Barriers to aquatic connectivity
Connectivity of waterways
The connectivity of a section of waterway to its floodplain (lateral connectivity) and to the waterway upstream and downstream (longitudinal connectivity) influences the movement of sediment, nutrients, carbon and animals through a river system and hence is important for the health of a waterway.
Seasonal flooding of the area next to a waterway (the floodplain) is important for the exchange of sediment, nutrients and carbon between the floodplain and waterway. For example, as water spills out of the waterway channel and onto the floodplain the speed of flow slows considerably –this results in any sediment being carried in the water to deposit on the flood plain, reducing the amount of sediment carried further downstream in the waterway channel.
For further information about sediment exchange see Sediment in streams (Water Note 17) and Stream channel and floodplain erosion (River Restoration Manual report no. RR18).
Floodplains provide an important habitat for fish and crayfish, frogs and wading birds. For some species seasonal flooding of these areas is crucial for a stage of their life cycle – many native fish species move into the floodplain and annual creeks during winter to reproduce in the flooded vegetation (Morgan et al 1998). The juvenile fish develop in these nursery areas before moving back into more permanent waterways.
The connection between a section of a waterway to the upstream and downstream waterway (longitudinal connectivity) is also important for the habitat requirements of aquatic animals. Fish move through river systems for many reasons including feeding, avoiding predators, migration for breeding/spawning, migration to nursery areas or new territory, movement to seasonal habitats and colonisation.
Natural and man-made barriers can restrict these movements, leading to increased competition for food and habitat, increased predation and the interruption of natural breeding/spawning cycles (Fairfull & Witheridge 2003). In addition, separating a population of a fish species into localised groups can affect the genetic diversity of a group and its resilience to predation and environmental changes.
Barriers to connectivity
Man-made barriers that have the potential to prevent movement of fish include dams, weirs, flow gauging stations, fords and culverts. The extent to which a structure forms a barrier to fish passage depends on a combination of factors including the structure's size, the flow regime of the waterway (which together determine how frequently water flows over the structure), the fish species present, their migration patterns and the location of the structures in relation to those patterns.
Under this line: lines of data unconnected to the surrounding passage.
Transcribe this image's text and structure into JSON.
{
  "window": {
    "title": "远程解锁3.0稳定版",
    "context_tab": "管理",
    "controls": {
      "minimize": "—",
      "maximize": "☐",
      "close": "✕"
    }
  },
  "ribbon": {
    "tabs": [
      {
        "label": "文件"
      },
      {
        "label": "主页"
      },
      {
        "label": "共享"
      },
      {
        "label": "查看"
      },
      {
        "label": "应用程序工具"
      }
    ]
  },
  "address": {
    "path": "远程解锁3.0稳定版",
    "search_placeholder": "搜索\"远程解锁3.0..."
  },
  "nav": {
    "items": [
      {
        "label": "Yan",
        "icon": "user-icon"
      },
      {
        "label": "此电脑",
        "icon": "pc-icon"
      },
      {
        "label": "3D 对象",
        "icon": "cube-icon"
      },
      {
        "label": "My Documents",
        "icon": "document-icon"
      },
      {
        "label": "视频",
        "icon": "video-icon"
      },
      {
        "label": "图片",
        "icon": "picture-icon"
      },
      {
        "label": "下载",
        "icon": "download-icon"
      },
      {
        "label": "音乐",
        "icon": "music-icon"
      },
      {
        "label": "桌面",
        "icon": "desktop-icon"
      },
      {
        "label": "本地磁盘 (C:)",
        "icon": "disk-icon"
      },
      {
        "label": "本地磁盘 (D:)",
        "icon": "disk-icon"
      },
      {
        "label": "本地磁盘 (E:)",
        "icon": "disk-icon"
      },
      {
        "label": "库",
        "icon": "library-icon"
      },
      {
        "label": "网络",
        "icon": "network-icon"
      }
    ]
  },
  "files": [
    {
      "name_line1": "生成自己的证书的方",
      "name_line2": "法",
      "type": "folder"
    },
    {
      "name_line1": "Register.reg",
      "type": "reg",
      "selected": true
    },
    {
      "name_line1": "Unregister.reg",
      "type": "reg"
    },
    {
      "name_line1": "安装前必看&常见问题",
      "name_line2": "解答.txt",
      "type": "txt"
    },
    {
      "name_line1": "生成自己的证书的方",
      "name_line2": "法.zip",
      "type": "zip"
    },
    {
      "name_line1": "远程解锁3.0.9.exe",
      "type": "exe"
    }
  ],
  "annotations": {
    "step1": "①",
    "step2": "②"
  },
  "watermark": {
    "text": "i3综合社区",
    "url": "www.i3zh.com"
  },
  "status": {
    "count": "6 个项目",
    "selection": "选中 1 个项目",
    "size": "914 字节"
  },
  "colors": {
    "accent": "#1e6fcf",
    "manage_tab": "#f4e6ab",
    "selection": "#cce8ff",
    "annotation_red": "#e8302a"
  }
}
The following publications provide information and guidance about barriers and the movement of aquatic animals:
- Simple fishways (Water Note 26)
- Storm water management manual Chapter 9 - Best Management Practice 4.3 - Living streams
- Reconnecting off-channel habitats to waterways – using engineering techniques to restore fish passage (poster and conference paper)
Barriers that prevent the movement of fish can also influence other aspects of waterway condition. Barriers can:
- prevent the movement of organic material along waterways – this builds up in pools upstream from the barrier and can lead to poor water quality (e.g. increased nutrients and contaminants, reduced dissolved oxygen, shallower warmer water)
- reduce the flow of water along a waterway leading to stagnant areas upstream from barriers - these areas tend to have poor water quality and provide an ideal habitat for the growth of nuisance species such as aquatic weeds, mosquitos, midges and introduced fish species
- reduce the depth of water downstream of barriers. This can lead to increased water temperatures and lower dissolved oxygen; fish and macroinvertebrate species have different water quality requirements and some may be unable to tolerate the conditions in these shallow areas
- increase the flooding of riparian vegetation upstream of barriers and decrease the water available to vegetation downstream from the barrier – this can change the species able to live in these areas and in some cases can lead to reduced vegetation cover which impacts waterway health (see aquatic and riparian vegetation for details).
The connectivity of a waterway is an important indicator of its health. The presence of barriers to longitudinal connectivity forms part of the assessment of waterways in the South West Index of River Condition.
Morgan DL, Gill HS & Potter IC 1998, Distribution, identification and biology offreshwater fishes in south-western Australia: records of the Western Australian Museum, Supplement no. 56, Western Australian Museum, Perth.
Fairfull, S & Witheridge, G 2003, Why do fish need to cross the road? Fish passage requirements for waterway crossings,NSW Fisheries, Cronulla.